#### [Record set]
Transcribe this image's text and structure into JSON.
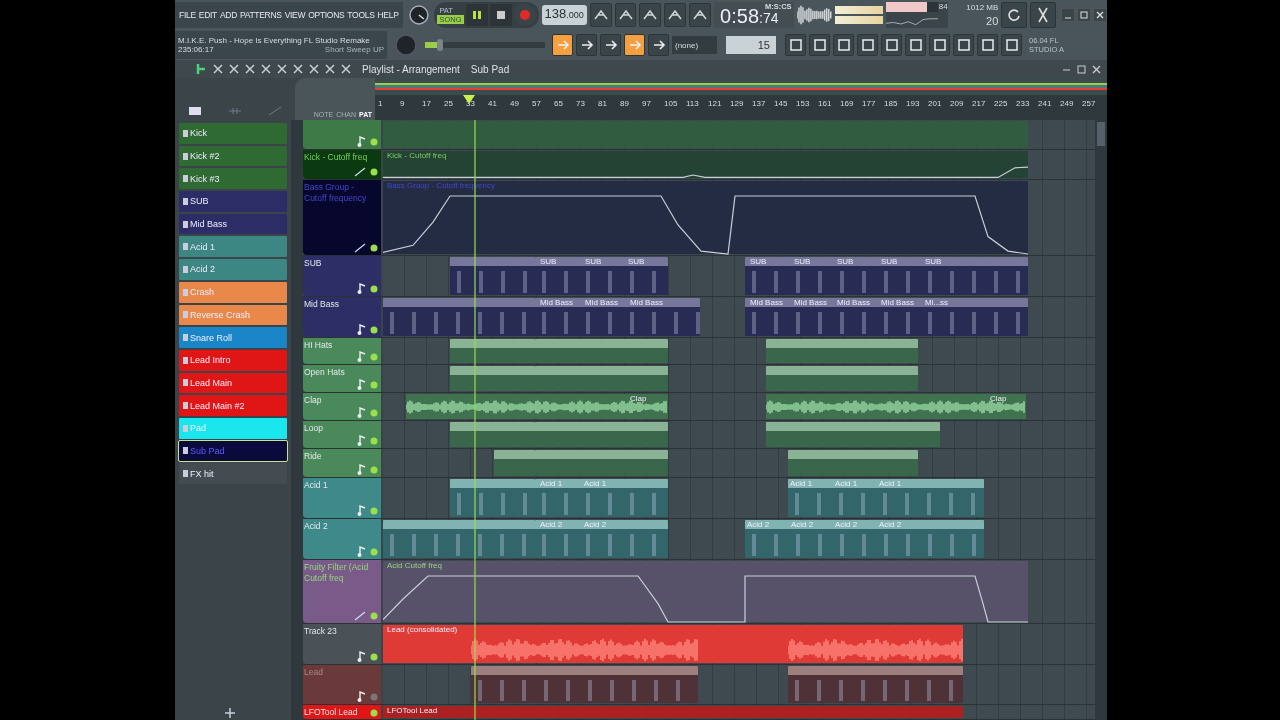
{
  "menu": [
    "FILE",
    "EDIT",
    "ADD",
    "PATTERNS",
    "VIEW",
    "OPTIONS",
    "TOOLS",
    "HELP"
  ],
  "song": {
    "title": "M.I.K.E. Push - Hope Is Everything FL Studio  Remake",
    "position": "235:06:17",
    "hint": "Short Sweep UP"
  },
  "mode": [
    {
      "label": "PAT",
      "selected": false
    },
    {
      "label": "SONG",
      "selected": true
    }
  ],
  "tempo": {
    "whole": "138",
    "fraction": ".000"
  },
  "time": {
    "value": "0:58",
    "centis": ":74",
    "format": "M:S:CS"
  },
  "cpu": {
    "value": "84",
    "level": 0.78
  },
  "memory": {
    "value": "1012 MB",
    "polyphony": "20"
  },
  "master_pitch": {
    "level": 0.1
  },
  "snap": "(none)",
  "pattern_number": "15",
  "news": {
    "line1": "06.04  FL",
    "line2": "STUDIO A"
  },
  "playlist": {
    "title": "Playlist - Arrangement",
    "pattern": "Sub Pad",
    "ruler_modes": [
      {
        "label": "NOTE",
        "selected": false
      },
      {
        "label": "CHAN",
        "selected": false
      },
      {
        "label": "PAT",
        "selected": true
      }
    ],
    "bars": [
      "1",
      "9",
      "17",
      "25",
      "33",
      "41",
      "49",
      "57",
      "65",
      "73",
      "81",
      "89",
      "97",
      "105",
      "113",
      "121",
      "129",
      "137",
      "145",
      "153",
      "161",
      "169",
      "177",
      "185",
      "193",
      "201",
      "209",
      "217",
      "225",
      "233",
      "241",
      "249",
      "257"
    ]
  },
  "patterns": [
    {
      "name": "Kick",
      "color": "#2f6a32",
      "selected": false
    },
    {
      "name": "Kick #2",
      "color": "#2f6a32",
      "selected": false
    },
    {
      "name": "Kick #3",
      "color": "#2f6a32",
      "selected": false
    },
    {
      "name": "SUB",
      "color": "#2c2c66",
      "selected": false
    },
    {
      "name": "Mid Bass",
      "color": "#2c2c66",
      "selected": false
    },
    {
      "name": "Acid 1",
      "color": "#3c8684",
      "selected": false
    },
    {
      "name": "Acid 2",
      "color": "#3c8684",
      "selected": false
    },
    {
      "name": "Crash",
      "color": "#e8884a",
      "selected": false
    },
    {
      "name": "Reverse Crash",
      "color": "#e8884a",
      "selected": false
    },
    {
      "name": "Snare Roll",
      "color": "#1a86c8",
      "selected": false
    },
    {
      "name": "Lead Intro",
      "color": "#e01616",
      "selected": false
    },
    {
      "name": "Lead Main",
      "color": "#e01616",
      "selected": false
    },
    {
      "name": "Lead Main #2",
      "color": "#e01616",
      "selected": false
    },
    {
      "name": "Pad",
      "color": "#1ae6ee",
      "selected": false
    },
    {
      "name": "Sub Pad",
      "color": "#0a0a3c",
      "selected": true
    },
    {
      "name": "FX hit",
      "color": "#454c51",
      "selected": false
    }
  ],
  "tracks": [
    {
      "kind": "pattern",
      "color": "#3e7a48",
      "muted": false
    },
    {
      "kind": "automation",
      "name": "Kick - Cutoff freq",
      "color": "#0c3a10",
      "muted": false,
      "clips": [
        {
          "label": "Kick - Cutoff freq"
        }
      ]
    },
    {
      "kind": "automation",
      "name": "Bass Group - Cutoff frequency",
      "color": "#07072e",
      "muted": false,
      "clips": [
        {
          "label": "Bass Group - Cutoff frequency"
        }
      ]
    },
    {
      "kind": "pattern",
      "name": "SUB",
      "color": "#2e2e66",
      "muted": false,
      "clips": [
        {
          "label": "SUB"
        },
        {
          "label": "SUB"
        },
        {
          "label": "SUB"
        },
        {
          "label": "SUB"
        },
        {
          "label": "SUB"
        },
        {
          "label": "SUB"
        },
        {
          "label": "SUB"
        },
        {
          "label": "SUB"
        }
      ]
    },
    {
      "kind": "pattern",
      "name": "Mid Bass",
      "color": "#2e2e66",
      "muted": false,
      "clips": [
        {
          "label": "Mid Bass"
        },
        {
          "label": "Mid Bass"
        },
        {
          "label": "Mid Bass"
        },
        {
          "label": "Mid Bass"
        },
        {
          "label": "Mid Bass"
        },
        {
          "label": "Mid Bass"
        },
        {
          "label": "Mid Bass"
        },
        {
          "label": "Mi...ss"
        }
      ]
    },
    {
      "kind": "pattern",
      "name": "HI Hats",
      "color": "#4a8a5a",
      "muted": false
    },
    {
      "kind": "pattern",
      "name": "Open Hats",
      "color": "#4a8a5a",
      "muted": false
    },
    {
      "kind": "audio",
      "name": "Clap",
      "color": "#4a8a5a",
      "muted": false,
      "clips": [
        {
          "label": "Clap"
        },
        {
          "label": "Clap"
        }
      ]
    },
    {
      "kind": "pattern",
      "name": "Loop",
      "color": "#4a8a5a",
      "muted": false
    },
    {
      "kind": "pattern",
      "name": "Ride",
      "color": "#4a8a5a",
      "muted": false
    },
    {
      "kind": "pattern",
      "name": "Acid 1",
      "color": "#3e8a8a",
      "muted": false,
      "clips": [
        {
          "label": "Acid 1"
        },
        {
          "label": "Acid 1"
        },
        {
          "label": "Acid 1"
        },
        {
          "label": "Acid 1"
        },
        {
          "label": "Acid 1"
        }
      ]
    },
    {
      "kind": "pattern",
      "name": "Acid 2",
      "color": "#3e8a8a",
      "muted": false,
      "clips": [
        {
          "label": "Acid 2"
        },
        {
          "label": "Acid 2"
        },
        {
          "label": "Acid 2"
        },
        {
          "label": "Acid 2"
        },
        {
          "label": "Acid 2"
        },
        {
          "label": "Acid 2"
        }
      ]
    },
    {
      "kind": "automation",
      "name": "Fruity Filter (Acid Cutoff freq",
      "color": "#7a5a88",
      "muted": false,
      "clips": [
        {
          "label": "Acid  Cutoff freq"
        }
      ]
    },
    {
      "kind": "audio",
      "name": "Track 23",
      "color": "#4a5258",
      "muted": false,
      "clips": [
        {
          "label": "Lead (consolidated)"
        }
      ]
    },
    {
      "kind": "pattern",
      "name": "Lead",
      "color": "#6a3a3a",
      "muted": true
    },
    {
      "kind": "audio",
      "name": "LFOTool Lead",
      "color": "#e01616",
      "muted": false,
      "clips": [
        {
          "label": "LFOTool Lead"
        }
      ]
    }
  ]
}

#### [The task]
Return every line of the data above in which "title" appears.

#### [Task solution]
    "title": "M.I.K.E. Push - Hope Is Everything FL Studio  Remake",
    "title": "Playlist - Arrangement",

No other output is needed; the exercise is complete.